◆ TASK DATA
↓
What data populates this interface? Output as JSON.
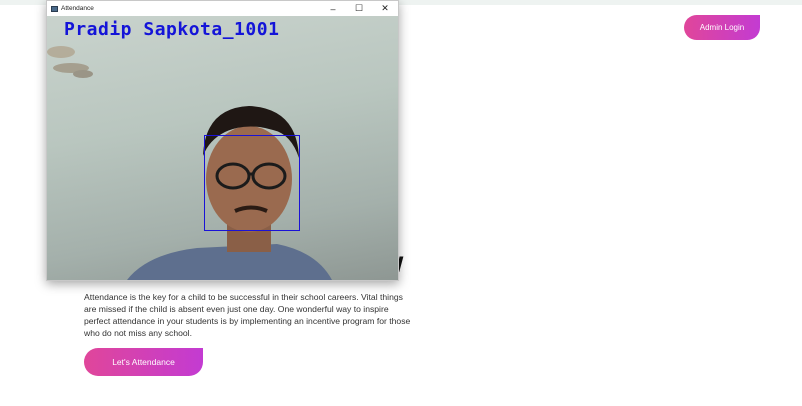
{
  "admin_button": {
    "label": "Admin Login"
  },
  "hero": {
    "heading_visible": "w",
    "description": "Attendance is the key for a child to be successful in their school careers. Vital things are missed if the child is absent even just one day. One wonderful way to inspire perfect attendance in your students is by implementing an incentive program for those who do not miss any school.",
    "cta_label": "Let's Attendance"
  },
  "camera_window": {
    "title": "Attendance",
    "controls": {
      "minimize": "–",
      "maximize": "☐",
      "close": "✕"
    },
    "recognized_name": "Pradip Sapkota_1001"
  },
  "colors": {
    "accent_start": "#e0469a",
    "accent_end": "#c33bd2",
    "face_box": "#1a12d6"
  }
}
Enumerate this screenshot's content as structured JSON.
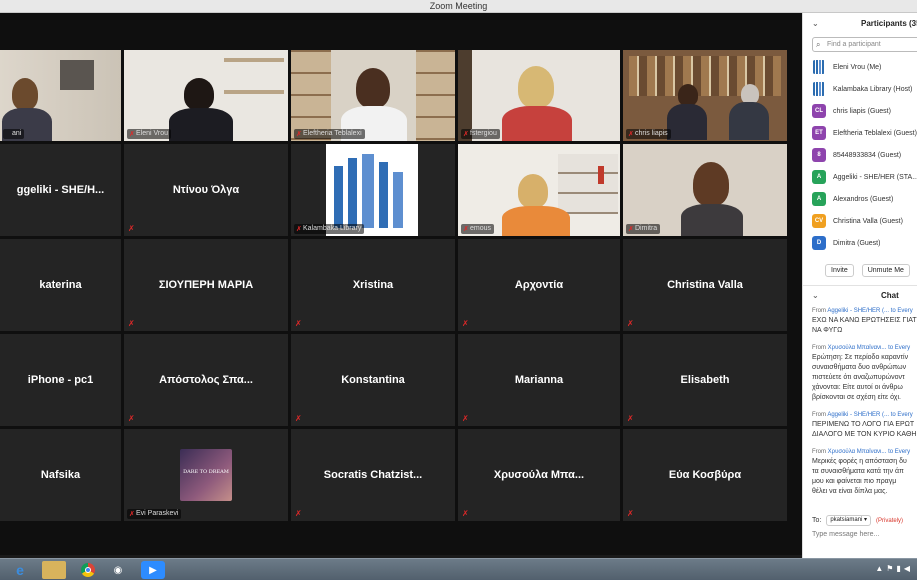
{
  "window": {
    "title": "Zoom Meeting"
  },
  "tiles": {
    "r1": [
      {
        "label": "ani"
      },
      {
        "label": "Eleni Vrou"
      },
      {
        "label": "Eleftheria Teblalexi"
      },
      {
        "label": "fstergiou"
      },
      {
        "label": "chris liapis"
      }
    ],
    "r2": [
      {
        "name": "ggeliki - SHE/H..."
      },
      {
        "name": "Ντίνου Όλγα"
      },
      {
        "label": "Kalambaka Library"
      },
      {
        "label": "emous"
      },
      {
        "label": "Dimitra"
      }
    ],
    "r3": [
      "katerina",
      "ΣΙΟΥΠΕΡΗ ΜΑΡΙΑ",
      "Xristina",
      "Αρχοντία",
      "Christina Valla"
    ],
    "r4": [
      "iPhone - pc1",
      "Απόστολος Σπα...",
      "Konstantina",
      "Marianna",
      "Elisabeth"
    ],
    "r5": [
      {
        "name": "Nafsika"
      },
      {
        "label": "Evi Paraskevi",
        "logo_text": "DARE TO DREAM"
      },
      {
        "name": "Socratis Chatzist..."
      },
      {
        "name": "Χρυσούλα Μπα..."
      },
      {
        "name": "Εύα Κοσβύρα"
      }
    ]
  },
  "participants": {
    "title": "Participants (35)",
    "search_placeholder": "Find a participant",
    "list": [
      {
        "initials": "",
        "name": "Eleni Vrou (Me)",
        "color": "logo"
      },
      {
        "initials": "",
        "name": "Kalambaka Library (Host)",
        "color": "logo"
      },
      {
        "initials": "CL",
        "name": "chris liapis (Guest)",
        "color": "#8e44ad"
      },
      {
        "initials": "ET",
        "name": "Eleftheria Teblalexi (Guest)",
        "color": "#8e44ad"
      },
      {
        "initials": "8",
        "name": "85448933834 (Guest)",
        "color": "#8e44ad"
      },
      {
        "initials": "A",
        "name": "Aggeliki - SHE/HER (STA...",
        "color": "#27a35a"
      },
      {
        "initials": "A",
        "name": "Alexandros (Guest)",
        "color": "#27a35a"
      },
      {
        "initials": "CV",
        "name": "Christina Valla (Guest)",
        "color": "#f0a020"
      },
      {
        "initials": "D",
        "name": "Dimitra (Guest)",
        "color": "#2d6ec9"
      }
    ],
    "invite_label": "Invite",
    "unmute_label": "Unmute Me"
  },
  "chat": {
    "title": "Chat",
    "messages": [
      {
        "from": "From",
        "sender": "Aggeliki - SHE/HER (...",
        "to": "to Every",
        "lines": [
          "ΕΧΩ ΝΑ ΚΑΝΩ ΕΡΩΤΗΣΕΙΣ ΓΙΑΤ",
          "ΝΑ ΦΥΓΩ"
        ]
      },
      {
        "from": "From",
        "sender": "Χρυσούλα Μπαϊνανι...",
        "to": "to Every",
        "lines": [
          "Ερώτηση: Σε περίοδο καραντίν",
          "συναισθήματα δυο ανθρώπων",
          "πιστεύετε ότι αναζωπυρώνοντ",
          "χάνονται: Είτε αυτοί οι άνθρω",
          "βρίσκονται σε σχέση είτε όχι."
        ]
      },
      {
        "from": "From",
        "sender": "Aggeliki - SHE/HER (...",
        "to": "to Every",
        "lines": [
          "ΠΕΡΙΜΕΝΩ ΤΟ ΛΟΓΟ ΓΙΑ ΕΡΩΤ",
          "ΔΙΑΛΟΓΟ ΜΕ ΤΟΝ ΚΥΡΙΟ ΚΑΘΗ"
        ]
      },
      {
        "from": "From",
        "sender": "Χρυσούλα Μπαϊνανι...",
        "to": "to Every",
        "lines": [
          "Μερικές φορές η απόσταση δυ",
          "τα συναισθήματα κατά την άπ",
          "μου και φαίνεται πιο πραγμ",
          "θέλει να είναι δίπλα μας."
        ]
      }
    ],
    "to_label": "To:",
    "to_value": "pkatsiamani ▾",
    "privately": "(Privately)",
    "input_placeholder": "Type message here..."
  }
}
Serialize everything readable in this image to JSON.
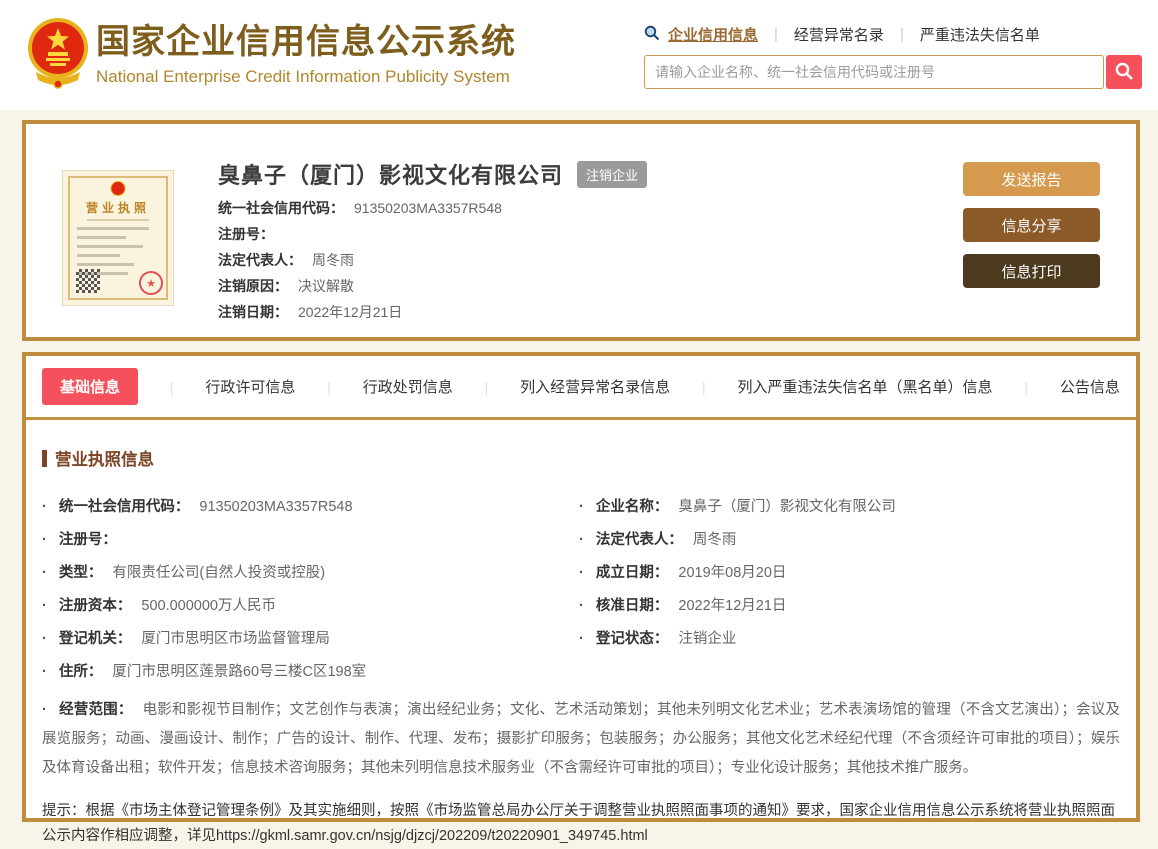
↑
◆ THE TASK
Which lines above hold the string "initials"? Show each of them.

◆ ANSWER TO THIS TASK
        "initials": "",
        "initials": "",
        "initials": "CL",
        "initials": "ET",
        "initials": "8",
        "initials": "A",
        "initials": "A",
        "initials": "CV",
        "initials": "D",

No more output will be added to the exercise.